Maybe introspect and evaluate why it is you believe you can ‘combat’ climate change. I don’t have the answers you’re looking for - after all, I’m not even into emissions or energy, nor do I ‘combat’ climate change in any of my work. I’m an adaptation specialist. I tell governments where to build stuff, which is out of harms way.
Hi Michael, I am a senior in high school, so I am starting to think about my plans after graduating. I am not sure what I want to do in the future, but I am certain that I want to do something to combat climate change and other environmental issues in some way. I have a strong background in math and science, but I also have an interest in politics and culture, which influences how we handle this problem. I am not sure if I should try to contribute to some technological innovation, or try to get involved with environmental policy. Most importantly, I am struggling to figure out what I should do for undergraduate college. What kind of major do you think would provide me with the optimal knowledge and skills to contribute? What kind of college would be better? A research-oriented university, or a liberal arts college? Thanks, John Zhao
ED hits all the sweet spots you mentioned, and lays the ground work for some pretty sweet masters degrees.

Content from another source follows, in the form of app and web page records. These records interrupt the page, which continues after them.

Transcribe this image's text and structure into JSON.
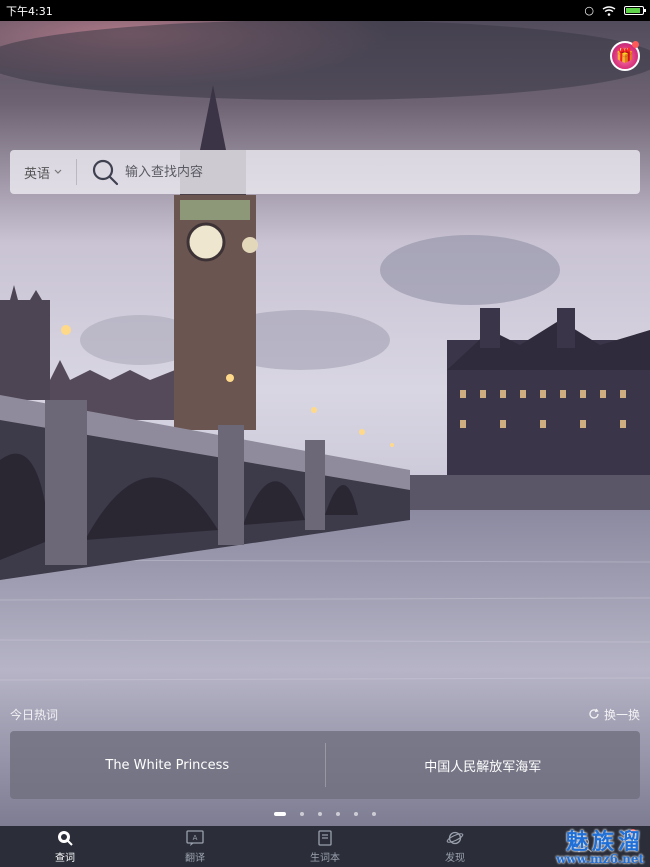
{
  "status_bar": {
    "time": "下午4:31"
  },
  "search": {
    "language": "英语",
    "placeholder": "输入查找内容"
  },
  "hot_words": {
    "title": "今日热词",
    "refresh_label": "换一换",
    "items": [
      "The White Princess",
      "中国人民解放军海军"
    ]
  },
  "pager": {
    "total": 6,
    "active": 1
  },
  "nav": {
    "items": [
      {
        "label": "查词",
        "icon": "search-icon"
      },
      {
        "label": "翻译",
        "icon": "translate-icon"
      },
      {
        "label": "生词本",
        "icon": "notebook-icon"
      },
      {
        "label": "发现",
        "icon": "planet-icon"
      },
      {
        "label": "",
        "icon": "user-icon"
      }
    ],
    "active_index": 0
  },
  "watermark": {
    "text": "魅族溜",
    "url": "www.mz6.net"
  },
  "colors": {
    "nav_bg": "#2b2e39",
    "accent": "#ffffff",
    "badge": "#ff4a4a"
  }
}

You’ll learn about architecture, history, watersheds, pollution, politics, animals, ecology, anthropology, culture, viruses, art, and even law. You’ll learn how to write mo beddah, take great photographs, draw buildings, landscapes, plants, and even design transportation systems.
You contacted me, so that’s one incredibly important skill you’ll need as an environmentalist - networking - that you’ll also develop.

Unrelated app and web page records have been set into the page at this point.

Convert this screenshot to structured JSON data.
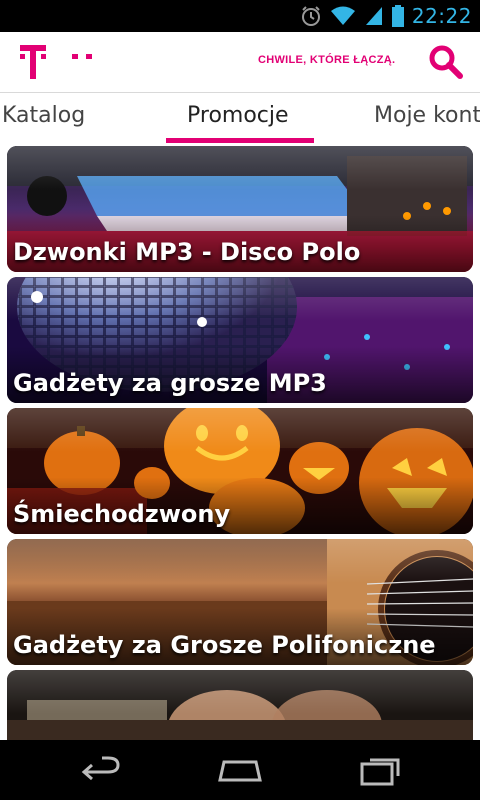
{
  "status_bar": {
    "time": "22:22",
    "icons": [
      "alarm-icon",
      "wifi-icon",
      "signal-icon",
      "battery-icon"
    ],
    "color": "#33b5e5"
  },
  "header": {
    "logo": "T · ·",
    "slogan": "CHWILE, KTÓRE ŁĄCZĄ.",
    "brand_color": "#e20074"
  },
  "tabs": [
    {
      "label": "Katalog",
      "active": false
    },
    {
      "label": "Promocje",
      "active": true
    },
    {
      "label": "Moje kont",
      "active": false
    }
  ],
  "promos": [
    {
      "title": "Dzwonki MP3 - Disco Polo",
      "image": "disco-dance-floor"
    },
    {
      "title": "Gadżety za grosze MP3",
      "image": "disco-ball"
    },
    {
      "title": "Śmiechodzwony",
      "image": "halloween-pumpkins"
    },
    {
      "title": "Gadżety za Grosze Polifoniczne",
      "image": "acoustic-guitar"
    },
    {
      "title": "",
      "image": "guitarist"
    }
  ],
  "nav_bar": {
    "buttons": [
      "back-icon",
      "home-icon",
      "recent-apps-icon"
    ]
  }
}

Many high-school and undergrads ask me questions like this. Have a look at my Reader Mail tag. And here are some possibly useful responses, which dive a bit deeper than what I’ve written above:

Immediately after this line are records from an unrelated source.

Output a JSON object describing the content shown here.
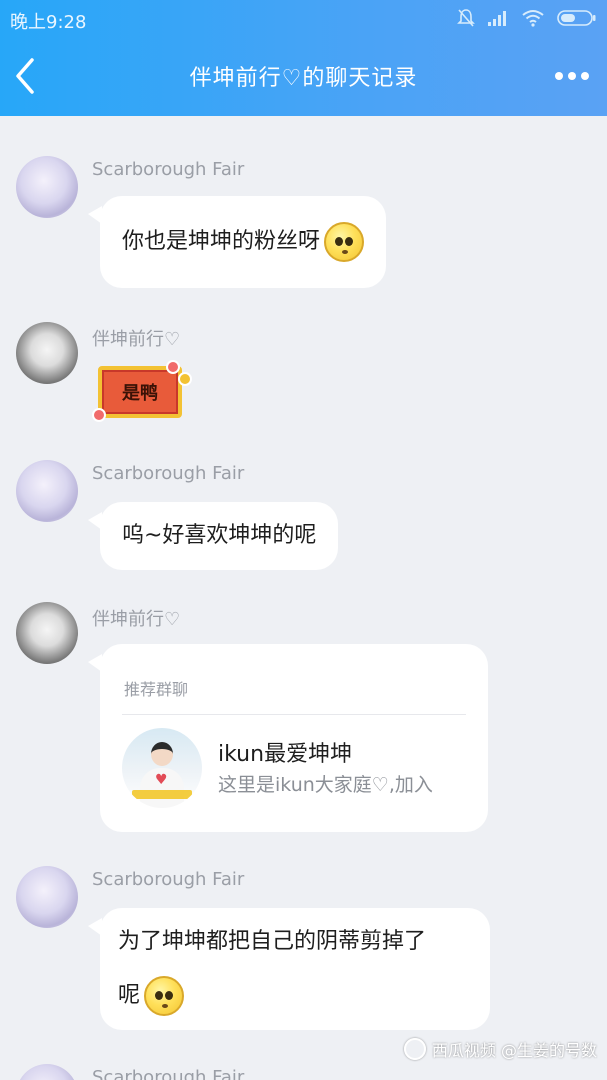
{
  "status_bar": {
    "time": "晚上9:28"
  },
  "header": {
    "title": "伴坤前行♡的聊天记录"
  },
  "messages": [
    {
      "sender": "Scarborough Fair",
      "text": "你也是坤坤的粉丝呀"
    },
    {
      "sender": "伴坤前行♡",
      "sticker_text": "是鸭"
    },
    {
      "sender": "Scarborough Fair",
      "text": "呜~好喜欢坤坤的呢"
    },
    {
      "sender": "伴坤前行♡",
      "card": {
        "label": "推荐群聊",
        "group_name": "ikun最爱坤坤",
        "group_desc": "这里是ikun大家庭♡,加入"
      }
    },
    {
      "sender": "Scarborough Fair",
      "text_line1": "为了坤坤都把自己的阴蒂剪掉了",
      "text_line2": "呢"
    },
    {
      "sender": "Scarborough Fair"
    }
  ],
  "watermark": {
    "text": "西瓜视频 @生姜的号数"
  },
  "colors": {
    "header_start": "#27a7f8",
    "header_end": "#5aa2f4",
    "background": "#eef0f4",
    "bubble": "#ffffff"
  },
  "icons": [
    "back-icon",
    "more-icon",
    "mute-icon",
    "signal-icon",
    "wifi-icon",
    "battery-icon",
    "smile-emoji-icon"
  ]
}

A surprise headline. The piece is in praise of Al Jazeera America’s coverage of climate change. Why? The new channel didn’t take the low road.
Bottom line: this was a great start. But just as encouraging as what Al Jazeera America discussed last night — climate change — is the list of things it didn’t do:
1. Provide False Balance.
Perhaps most significantly, Inside Story explored public opinion on climate science, and even presented differing views on climate policy, without once offering marginal contrarian viewpoints as a “counterbalance.” Ehab Al Shihabi, Al Jazeera America’s acting chief executive, has cited PBS as a model, and it showed. Other cable news channels have sometimes run afoul of this standard.
2. Focus On Politics.
Al Jazeera America focused on the impacts of climate change, with a complementary discussion of some possible ways of mitigating them through political action. Notably, no politicians were interviewed, as few politicians are credible sources of information on, say, sea level rise. Instead, the guests — Michael Mann, Heidi Cullen and Klaus Jacob — were all scientists familiar with the topic at hand. Television news outlets don’t always do this well: in 2012, 89 percent and 12 percent of Sunday and nightly news coverage of climate change, respectively, was driven by politics.
3. Show Weird Charts.
Discussing public opinion on climate change, Inside Story displayed two graphs showing recent polling. Both had proper vertical axes (starting at zero), showed accurate statistics and cited their sources. Previously, peer network Fox News has had some trouble with charts, maps and the like. They might want to compare notes.
4. Obscure The Cause.
Some attempts at climate coverage muddy the waters, but Al Jazeera America left no doubt that the phenomenon it was referring to is man-made. The segment treated the science as a “given,” and host Libby Casey made a point of mentioning the fact that a significant majority of scientists agree about it, as is continually re-affirmed by high-level research.